Dress code: Like other carnivals around the world, Vincy Mas shaped its identity by combining different elements and customs from European and African festivals. The costumes worn in the parade are embellished with large neon feathers, headpieces and various attachments. Spectators should dress up in costumes as well, either purchased from a band or from the local stalls. There is also an annual evening street party known as Parade of the T-shirt Bands, where everyone comes dressed in T-shirts from their favourite bands and parades through Kingston.
Tradition: The largest and most popular annual summer carnival in Barbados is Crop Over, thanks to the island’s own Bajan celebrity, Rihanna. A 200-year-old festival that celebrates the end of the sugarcane harvest season, Crop Over is not celebrated for religious purposes, but is considered part of carnival because of the Caribbean and African influences. It begins with an opening gala and ends on Grand Kadooment Day. There are also a few traditional annual events that lead up to the festival, including music competitions such as the Soca Royale, visual art exhibitions and endless street parties. Thousands of Bajans gather to parade in masquerade bands and dance along the Spring Garden Highway.
Dress code: The majority of today’s costumes are in the form of decorated two-pieces embellished with beads, feathers and body paint. If you are interested in finding a costume, rent or buy one from a website such as Island Zest. Most people like to dress up and fit in with the other festivalgoers, but wear whatever will keep you comfortable all day long.
Tradition: The Caribana festival is one of the largest cultural celebrations in North America and began in the 1960s as one of the first Caribbean festivals held outside of the tropical region. It started as a way to share West Indian culture and traditions within the Canadian community. After months of preparation, the city welcomes thousands of masqueraders in colourful looks to make their way from Exhibition Place and along Lake Shore Boulevard. The grand finale happens on 1 August 2020, from 8.30am until 6pm. Make sure to book early because hotels fill up fast.
Dress code: During the parade, you will see a difference in costumes due to position. Those performing at the front of the line typically wear larger feathers, jewels and headpieces. People who are mid-line usually wear more gems, go lighter on the feathers and have bigger attachments such as wings. The back of the procession tends to go lighter on embellishments, which means it’s an easier place to move around than the front line. To be a part of the Caribana parade, plan in advance: pick out a band and purchase the official costume online. If you’re watching from the sidelines, wear a colourful top and shorts or a dress that will help to keep you cool throughout the day.

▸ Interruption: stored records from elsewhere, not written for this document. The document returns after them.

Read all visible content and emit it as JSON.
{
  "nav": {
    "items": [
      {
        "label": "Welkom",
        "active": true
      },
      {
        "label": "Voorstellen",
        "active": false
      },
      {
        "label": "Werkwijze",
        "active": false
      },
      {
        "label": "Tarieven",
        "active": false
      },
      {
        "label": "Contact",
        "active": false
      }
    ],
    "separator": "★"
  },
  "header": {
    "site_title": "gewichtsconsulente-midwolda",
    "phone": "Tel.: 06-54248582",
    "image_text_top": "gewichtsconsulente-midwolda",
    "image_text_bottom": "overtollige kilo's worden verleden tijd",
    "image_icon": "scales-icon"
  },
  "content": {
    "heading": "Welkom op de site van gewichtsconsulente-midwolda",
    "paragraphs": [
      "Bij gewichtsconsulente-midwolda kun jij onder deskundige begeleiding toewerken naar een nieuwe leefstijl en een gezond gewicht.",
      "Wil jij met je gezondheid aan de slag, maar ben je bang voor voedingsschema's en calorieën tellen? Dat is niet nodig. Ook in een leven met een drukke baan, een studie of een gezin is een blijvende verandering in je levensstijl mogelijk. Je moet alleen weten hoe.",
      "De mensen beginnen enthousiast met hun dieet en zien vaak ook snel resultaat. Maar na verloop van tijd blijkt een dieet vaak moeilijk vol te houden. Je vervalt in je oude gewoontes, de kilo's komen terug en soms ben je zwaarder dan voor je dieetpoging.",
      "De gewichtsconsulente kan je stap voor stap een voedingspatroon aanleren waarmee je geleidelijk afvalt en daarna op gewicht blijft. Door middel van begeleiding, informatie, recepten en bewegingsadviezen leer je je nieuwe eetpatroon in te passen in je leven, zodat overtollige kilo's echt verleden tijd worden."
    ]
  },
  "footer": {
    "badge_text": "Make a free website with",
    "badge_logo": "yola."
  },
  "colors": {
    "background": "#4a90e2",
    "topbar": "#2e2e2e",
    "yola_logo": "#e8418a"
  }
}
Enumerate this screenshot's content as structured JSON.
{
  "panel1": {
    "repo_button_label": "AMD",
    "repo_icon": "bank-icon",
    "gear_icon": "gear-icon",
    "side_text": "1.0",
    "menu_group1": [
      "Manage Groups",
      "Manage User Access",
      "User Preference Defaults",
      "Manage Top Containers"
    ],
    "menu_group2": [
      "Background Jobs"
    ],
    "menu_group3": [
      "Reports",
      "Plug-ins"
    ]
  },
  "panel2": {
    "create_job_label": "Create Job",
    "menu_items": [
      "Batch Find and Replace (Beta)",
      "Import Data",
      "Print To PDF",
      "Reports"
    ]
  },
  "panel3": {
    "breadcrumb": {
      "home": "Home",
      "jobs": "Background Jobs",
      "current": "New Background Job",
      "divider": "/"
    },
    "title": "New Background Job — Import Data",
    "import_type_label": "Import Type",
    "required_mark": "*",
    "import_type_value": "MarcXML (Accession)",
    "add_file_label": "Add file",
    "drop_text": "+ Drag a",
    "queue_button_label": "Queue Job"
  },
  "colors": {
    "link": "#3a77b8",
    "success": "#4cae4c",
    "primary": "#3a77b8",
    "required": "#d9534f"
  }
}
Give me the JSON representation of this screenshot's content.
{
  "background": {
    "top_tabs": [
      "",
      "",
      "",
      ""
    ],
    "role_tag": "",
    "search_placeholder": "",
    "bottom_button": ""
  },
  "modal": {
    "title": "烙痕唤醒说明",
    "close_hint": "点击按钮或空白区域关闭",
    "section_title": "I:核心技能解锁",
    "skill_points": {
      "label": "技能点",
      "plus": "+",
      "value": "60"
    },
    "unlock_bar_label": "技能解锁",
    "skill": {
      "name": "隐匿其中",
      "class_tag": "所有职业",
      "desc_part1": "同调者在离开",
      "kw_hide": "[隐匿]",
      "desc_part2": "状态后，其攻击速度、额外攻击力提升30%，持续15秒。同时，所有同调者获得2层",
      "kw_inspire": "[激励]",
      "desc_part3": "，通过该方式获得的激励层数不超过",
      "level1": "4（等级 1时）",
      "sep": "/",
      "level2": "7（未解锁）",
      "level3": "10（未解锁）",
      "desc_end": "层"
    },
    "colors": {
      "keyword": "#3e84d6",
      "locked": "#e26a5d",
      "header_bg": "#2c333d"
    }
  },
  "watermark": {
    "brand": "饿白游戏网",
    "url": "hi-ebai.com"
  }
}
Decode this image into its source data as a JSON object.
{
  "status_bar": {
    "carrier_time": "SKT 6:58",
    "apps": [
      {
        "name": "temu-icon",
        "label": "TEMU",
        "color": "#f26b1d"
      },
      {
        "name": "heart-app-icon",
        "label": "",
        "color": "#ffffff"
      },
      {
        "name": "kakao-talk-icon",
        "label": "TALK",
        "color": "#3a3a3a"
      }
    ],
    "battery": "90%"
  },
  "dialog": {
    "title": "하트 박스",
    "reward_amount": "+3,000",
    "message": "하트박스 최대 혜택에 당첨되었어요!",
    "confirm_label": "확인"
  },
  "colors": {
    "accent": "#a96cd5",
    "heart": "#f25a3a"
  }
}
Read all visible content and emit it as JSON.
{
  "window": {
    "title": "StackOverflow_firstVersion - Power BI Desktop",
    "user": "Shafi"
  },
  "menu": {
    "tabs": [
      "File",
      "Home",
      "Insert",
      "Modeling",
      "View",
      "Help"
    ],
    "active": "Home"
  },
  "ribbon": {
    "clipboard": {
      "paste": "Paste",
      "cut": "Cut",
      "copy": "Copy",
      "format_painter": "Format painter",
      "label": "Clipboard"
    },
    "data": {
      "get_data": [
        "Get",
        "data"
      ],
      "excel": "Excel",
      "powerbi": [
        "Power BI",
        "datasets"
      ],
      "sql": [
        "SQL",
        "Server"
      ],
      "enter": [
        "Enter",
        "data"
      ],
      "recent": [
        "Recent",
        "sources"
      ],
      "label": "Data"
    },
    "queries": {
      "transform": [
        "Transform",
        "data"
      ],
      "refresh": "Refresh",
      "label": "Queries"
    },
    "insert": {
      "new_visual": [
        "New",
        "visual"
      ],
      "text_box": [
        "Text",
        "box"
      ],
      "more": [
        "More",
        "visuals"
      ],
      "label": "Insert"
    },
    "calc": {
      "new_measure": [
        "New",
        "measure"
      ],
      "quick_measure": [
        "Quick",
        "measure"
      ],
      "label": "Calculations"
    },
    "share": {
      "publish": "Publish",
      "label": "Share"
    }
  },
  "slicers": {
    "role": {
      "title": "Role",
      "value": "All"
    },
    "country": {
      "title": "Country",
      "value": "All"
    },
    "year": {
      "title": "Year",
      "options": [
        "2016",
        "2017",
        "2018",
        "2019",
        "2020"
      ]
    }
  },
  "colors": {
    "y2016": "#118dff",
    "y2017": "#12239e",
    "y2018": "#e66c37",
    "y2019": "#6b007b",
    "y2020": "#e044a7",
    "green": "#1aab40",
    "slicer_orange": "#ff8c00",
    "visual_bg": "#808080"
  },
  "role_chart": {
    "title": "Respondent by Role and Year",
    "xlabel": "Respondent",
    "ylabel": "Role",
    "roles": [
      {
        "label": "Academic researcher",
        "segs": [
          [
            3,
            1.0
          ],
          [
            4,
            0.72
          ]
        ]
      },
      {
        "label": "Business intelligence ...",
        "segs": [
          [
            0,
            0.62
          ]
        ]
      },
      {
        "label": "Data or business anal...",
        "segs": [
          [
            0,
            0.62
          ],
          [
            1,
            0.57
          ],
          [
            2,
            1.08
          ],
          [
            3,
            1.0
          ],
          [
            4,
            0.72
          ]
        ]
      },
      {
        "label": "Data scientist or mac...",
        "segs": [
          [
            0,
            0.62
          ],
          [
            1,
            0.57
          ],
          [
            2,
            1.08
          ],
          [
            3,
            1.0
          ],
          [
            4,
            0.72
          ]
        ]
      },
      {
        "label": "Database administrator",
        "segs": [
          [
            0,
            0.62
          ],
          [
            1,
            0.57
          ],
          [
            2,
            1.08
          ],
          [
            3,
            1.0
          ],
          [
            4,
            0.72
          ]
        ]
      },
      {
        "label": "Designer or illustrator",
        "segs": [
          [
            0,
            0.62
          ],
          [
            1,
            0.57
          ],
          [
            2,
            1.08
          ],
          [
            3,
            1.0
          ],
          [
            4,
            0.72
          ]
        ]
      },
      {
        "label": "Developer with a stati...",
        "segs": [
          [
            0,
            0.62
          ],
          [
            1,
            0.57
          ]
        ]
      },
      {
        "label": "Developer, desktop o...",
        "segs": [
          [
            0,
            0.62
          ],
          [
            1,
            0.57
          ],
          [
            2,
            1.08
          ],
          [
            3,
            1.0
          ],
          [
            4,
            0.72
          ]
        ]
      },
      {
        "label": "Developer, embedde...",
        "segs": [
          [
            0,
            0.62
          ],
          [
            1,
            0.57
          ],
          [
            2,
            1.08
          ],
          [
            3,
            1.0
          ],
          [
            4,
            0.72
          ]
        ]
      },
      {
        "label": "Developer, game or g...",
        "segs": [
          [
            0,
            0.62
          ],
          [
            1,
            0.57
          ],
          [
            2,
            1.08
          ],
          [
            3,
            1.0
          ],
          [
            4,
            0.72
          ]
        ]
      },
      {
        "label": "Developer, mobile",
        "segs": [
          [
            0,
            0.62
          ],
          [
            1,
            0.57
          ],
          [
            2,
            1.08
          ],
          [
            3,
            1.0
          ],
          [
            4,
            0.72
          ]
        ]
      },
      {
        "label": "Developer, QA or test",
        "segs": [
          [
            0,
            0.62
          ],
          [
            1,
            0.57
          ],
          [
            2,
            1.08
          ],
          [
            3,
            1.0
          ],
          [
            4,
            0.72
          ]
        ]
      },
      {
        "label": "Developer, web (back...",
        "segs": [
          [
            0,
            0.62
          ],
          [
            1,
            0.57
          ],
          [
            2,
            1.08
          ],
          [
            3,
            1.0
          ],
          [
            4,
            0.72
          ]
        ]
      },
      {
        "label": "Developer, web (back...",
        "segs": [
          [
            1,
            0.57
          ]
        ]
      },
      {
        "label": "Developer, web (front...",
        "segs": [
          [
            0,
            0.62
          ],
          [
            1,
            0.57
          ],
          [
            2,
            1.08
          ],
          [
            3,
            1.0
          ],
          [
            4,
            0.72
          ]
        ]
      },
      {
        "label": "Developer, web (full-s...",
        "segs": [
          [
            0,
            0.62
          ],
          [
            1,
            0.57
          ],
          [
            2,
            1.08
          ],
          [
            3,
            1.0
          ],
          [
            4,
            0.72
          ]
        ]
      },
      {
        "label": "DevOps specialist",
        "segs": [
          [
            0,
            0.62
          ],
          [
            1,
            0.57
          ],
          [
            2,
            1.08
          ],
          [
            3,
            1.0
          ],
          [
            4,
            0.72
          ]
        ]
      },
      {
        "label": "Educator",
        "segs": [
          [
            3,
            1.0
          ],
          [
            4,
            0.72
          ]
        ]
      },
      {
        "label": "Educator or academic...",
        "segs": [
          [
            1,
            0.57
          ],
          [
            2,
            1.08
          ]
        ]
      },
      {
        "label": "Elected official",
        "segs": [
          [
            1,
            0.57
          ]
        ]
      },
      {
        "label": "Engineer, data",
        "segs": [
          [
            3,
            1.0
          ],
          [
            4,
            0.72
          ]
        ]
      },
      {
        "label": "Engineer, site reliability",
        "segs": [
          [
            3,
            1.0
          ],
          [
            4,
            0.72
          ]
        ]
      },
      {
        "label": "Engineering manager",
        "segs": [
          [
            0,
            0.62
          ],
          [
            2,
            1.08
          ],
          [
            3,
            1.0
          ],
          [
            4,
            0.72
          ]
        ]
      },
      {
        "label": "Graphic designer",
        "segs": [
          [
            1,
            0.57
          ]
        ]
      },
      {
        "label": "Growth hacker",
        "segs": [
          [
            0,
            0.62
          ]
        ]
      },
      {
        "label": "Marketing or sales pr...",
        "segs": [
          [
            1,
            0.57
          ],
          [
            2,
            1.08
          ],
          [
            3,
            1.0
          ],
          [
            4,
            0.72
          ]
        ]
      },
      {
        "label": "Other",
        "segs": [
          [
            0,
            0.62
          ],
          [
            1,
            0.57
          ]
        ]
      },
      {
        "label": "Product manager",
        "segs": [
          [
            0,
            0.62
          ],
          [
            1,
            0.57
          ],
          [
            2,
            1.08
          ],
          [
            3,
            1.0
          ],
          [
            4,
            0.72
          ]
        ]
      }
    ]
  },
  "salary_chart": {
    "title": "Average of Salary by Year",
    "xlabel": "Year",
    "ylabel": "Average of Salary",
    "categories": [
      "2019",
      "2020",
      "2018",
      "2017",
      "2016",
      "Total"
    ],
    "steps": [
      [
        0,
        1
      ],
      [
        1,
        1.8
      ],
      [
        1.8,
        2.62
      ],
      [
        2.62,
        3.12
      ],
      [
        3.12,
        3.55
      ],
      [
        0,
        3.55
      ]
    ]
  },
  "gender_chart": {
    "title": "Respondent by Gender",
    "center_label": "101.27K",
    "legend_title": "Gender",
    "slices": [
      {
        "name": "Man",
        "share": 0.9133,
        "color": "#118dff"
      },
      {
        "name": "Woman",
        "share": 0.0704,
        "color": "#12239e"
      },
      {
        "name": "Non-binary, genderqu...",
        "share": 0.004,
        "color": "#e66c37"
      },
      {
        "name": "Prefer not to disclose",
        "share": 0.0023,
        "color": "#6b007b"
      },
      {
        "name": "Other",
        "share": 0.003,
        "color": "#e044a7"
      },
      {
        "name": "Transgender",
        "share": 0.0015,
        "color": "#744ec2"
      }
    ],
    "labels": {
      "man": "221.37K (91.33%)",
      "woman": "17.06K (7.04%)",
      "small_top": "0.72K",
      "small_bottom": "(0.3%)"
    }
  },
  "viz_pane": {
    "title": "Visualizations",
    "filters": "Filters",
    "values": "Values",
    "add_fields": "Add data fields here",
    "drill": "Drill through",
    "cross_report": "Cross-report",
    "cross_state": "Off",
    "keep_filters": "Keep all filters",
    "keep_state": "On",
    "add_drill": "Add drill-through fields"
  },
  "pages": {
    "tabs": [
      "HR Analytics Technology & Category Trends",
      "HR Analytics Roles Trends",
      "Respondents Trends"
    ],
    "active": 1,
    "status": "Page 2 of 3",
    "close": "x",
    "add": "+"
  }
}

Tradition: What originally began as an offshoot of the Trinidad Carnival in the late 1960s has exploded into London‘s biggest street party – and a pride point for Caribbean immigrants in the city to show off their native cultures. Spectators can either join in the fun or watch as elaborate floats and colourfully costumed performers wind their way through the streets in the parade, dance to the sound of steel bands and calypso music and visit the various food stalls along the route.
Dress code: To enjoy the festival to the fullest, attendees are encouraged to wear accessories that show their support such as whistles, colourful hats and statement jewellery. But the most important part is to pack and wear comfortable, flat, closed-toe shoes. By the end of the day, the streets will be filled with litter and you’ll have to be careful where you step.